In last week’s Nuclear Friday I said that the 1982 MX Dense Pack basing plan likely came from a 1980 report that included some very implausible basing options. This report seemed to be making the case that the Racetrack plan favored by President Carter and the Air Force was somehow inevitable. I have since found […]
Read more "Nuclear Friday: Atomic Dirigibles?"
The LGM-118 turned me into a serious amateur student of arms control theory and nuclear strategy. The controversies surrounding its development and deployment between 1979 and 1986 prompted the first really serious public discussion of nuclear weapons policy since the early sixties. And there were protests. LGM-118 was met with as much public opposition in […]
Read more "Nuclear Friday: The Homeless Missile"

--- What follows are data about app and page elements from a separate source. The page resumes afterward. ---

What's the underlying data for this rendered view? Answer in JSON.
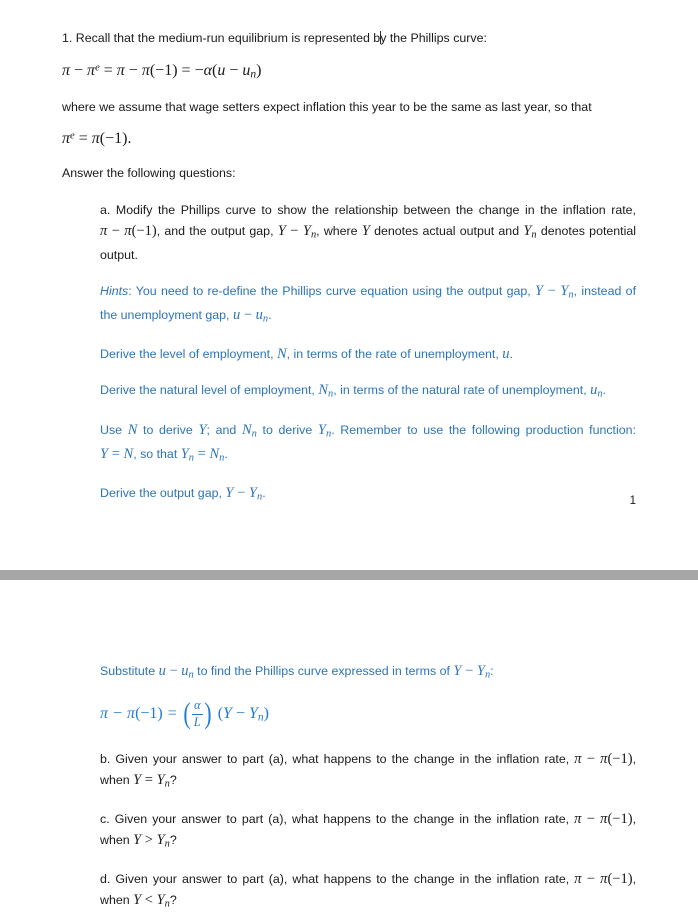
{
  "document": {
    "colors": {
      "body_text": "#1a1a1a",
      "hint_blue": "#2e74b5",
      "equation_blue": "#1f7ad4",
      "page_separator": "#a6a6a6",
      "page_background": "#ffffff"
    }
  },
  "page1": {
    "question_intro": "1. Recall that the medium-run equilibrium is represented b",
    "question_intro_after_caret": "y the Phillips curve:",
    "equation_1": {
      "lhs_pi": "π",
      "minus": "−",
      "pi_e": "π",
      "sup_e": "e",
      "eq": "=",
      "pi2": "π",
      "pi3": "π",
      "open": "(",
      "neg_one": "−1",
      "close": ")",
      "eq2": "=",
      "neg": "−",
      "alpha": "α",
      "open2": "(",
      "u": "u",
      "minus2": "−",
      "u_n": "u",
      "sub_n": "n",
      "close2": ")"
    },
    "assumption_text": "where we assume that wage setters expect inflation this year to be the same as last year, so that",
    "equation_2": {
      "pi": "π",
      "sup_e": "e",
      "eq": "=",
      "pi2": "π",
      "open": "(",
      "neg_one": "−1",
      "close": ")",
      "period": "."
    },
    "answer_prompt": "Answer the following questions:",
    "part_a": {
      "text_1": "a. Modify the Phillips curve to show the relationship between the change in the inflation rate, ",
      "math_1_pi": "π",
      "math_1_minus": "−",
      "math_1_pi2": "π",
      "math_1_open": "(",
      "math_1_negone": "−1",
      "math_1_close": ")",
      "text_2": ", and the output gap, ",
      "math_2_Y": "Y",
      "math_2_minus": "−",
      "math_2_Yn": "Y",
      "math_2_sub": "n",
      "text_3": ", where ",
      "math_3_Y": "Y",
      "text_4": " denotes actual output and ",
      "math_4_Yn": "Y",
      "math_4_sub": "n",
      "text_5": " denotes potential output."
    },
    "hint_1": {
      "label": "Hints",
      "text_1": ": You need to re-define the Phillips curve equation using the output gap, ",
      "math_Y": "Y",
      "math_minus": "−",
      "math_Yn": "Y",
      "math_sub": "n",
      "text_2": ", instead of the unemployment gap, ",
      "math_u": "u",
      "math_minus2": "−",
      "math_un": "u",
      "math_sub2": "n",
      "text_3": "."
    },
    "hint_2": {
      "text_1": "Derive the level of employment, ",
      "math_N": "N",
      "text_2": ", in terms of the rate of unemployment, ",
      "math_u": "u",
      "text_3": "."
    },
    "hint_3": {
      "text_1": "Derive the natural level of employment, ",
      "math_Nn": "N",
      "math_sub": "n",
      "text_2": ", in terms of the natural rate of unemployment, ",
      "math_un": "u",
      "math_sub2": "n",
      "text_3": "."
    },
    "hint_4": {
      "text_1": "Use ",
      "math_N": "N",
      "text_2": " to derive ",
      "math_Y": "Y",
      "text_3": "; and ",
      "math_Nn": "N",
      "math_sub": "n",
      "text_4": " to derive ",
      "math_Yn": "Y",
      "math_sub2": "n",
      "text_5": ". Remember to use the following production function: ",
      "math_Y2": "Y",
      "math_eq": "=",
      "math_N2": "N",
      "text_6": ", so that ",
      "math_Yn2": "Y",
      "math_sub3": "n",
      "math_eq2": "=",
      "math_Nn2": "N",
      "math_sub4": "n",
      "text_7": "."
    },
    "hint_5": {
      "text_1": "Derive the output gap, ",
      "math_Y": "Y",
      "math_minus": "−",
      "math_Yn": "Y",
      "math_sub": "n",
      "text_2": "."
    },
    "page_number": "1"
  },
  "page2": {
    "hint_substitute": {
      "text_1": "Substitute ",
      "math_u": "u",
      "math_minus": "−",
      "math_un": "u",
      "math_sub": "n",
      "text_2": " to find the Phillips curve expressed in terms of ",
      "math_Y": "Y",
      "math_minus2": "−",
      "math_Yn": "Y",
      "math_sub2": "n",
      "text_3": ":"
    },
    "equation_3": {
      "pi": "π",
      "minus": "−",
      "pi2": "π",
      "open": "(",
      "neg_one": "−1",
      "close": ")",
      "eq": "=",
      "frac_numerator": "α",
      "frac_denominator": "L",
      "paren_open": "(",
      "paren_close": ")",
      "group_open": "(",
      "Y": "Y",
      "minus2": "−",
      "Yn": "Y",
      "sub_n": "n",
      "group_close": ")"
    },
    "part_b": {
      "text_1": "b. Given your answer to part (a), what happens to the change in the inflation rate, ",
      "math_pi": "π",
      "math_minus": "−",
      "math_pi2": "π",
      "math_open": "(",
      "math_negone": "−1",
      "math_close": ")",
      "text_2": ", when ",
      "math_Y": "Y",
      "math_rel": "=",
      "math_Yn": "Y",
      "math_sub": "n",
      "text_3": "?"
    },
    "part_c": {
      "text_1": "c. Given your answer to part (a), what happens to the change in the inflation rate, ",
      "math_pi": "π",
      "math_minus": "−",
      "math_pi2": "π",
      "math_open": "(",
      "math_negone": "−1",
      "math_close": ")",
      "text_2": ", when ",
      "math_Y": "Y",
      "math_rel": ">",
      "math_Yn": "Y",
      "math_sub": "n",
      "text_3": "?"
    },
    "part_d": {
      "text_1": "d. Given your answer to part (a), what happens to the change in the inflation rate, ",
      "math_pi": "π",
      "math_minus": "−",
      "math_pi2": "π",
      "math_open": "(",
      "math_negone": "−1",
      "math_close": ")",
      "text_2": ", when ",
      "math_Y": "Y",
      "math_rel": "<",
      "math_Yn": "Y",
      "math_sub": "n",
      "text_3": "?"
    }
  }
}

Most strategic analysts believe that the impending penguin assault has been triggered by the partial collapse of the Larsen C ice shelf. Others think that the collapsing ice might be some sort of ice-based weapons technology, possibly developed with assistance from North Korea. While the prospect of a giant amphibious assault ship made of ice is certainly terrifying, we should remember that previous attempts to construct such ships have failed.
Read more "The Penguins are on their Way"
Just a short video and commentary post this week. It’s been a rough one. Got to meet the Death Nurse this week. At least that’s what I call her. The point of home hospice care is to keep my dad out of the hospital. That means you can’t call 911, because they’d take him to […]
Read more "Nuclear Friday: Panic Mode"
If you follow defense news you probably noticed that there was an important successful test of the long-awaited midcourse-intercept exoatmospheric kill vehicle. The EKV was the payload of a Boeing designed Ground Based Interceptor launched from Vandenberg AFB in California. After being accelerated to tremendous speeds to the edge of space, the EKV intercepted an inert […]
Read more "Nuclear Friday: It Came from Kwajalein"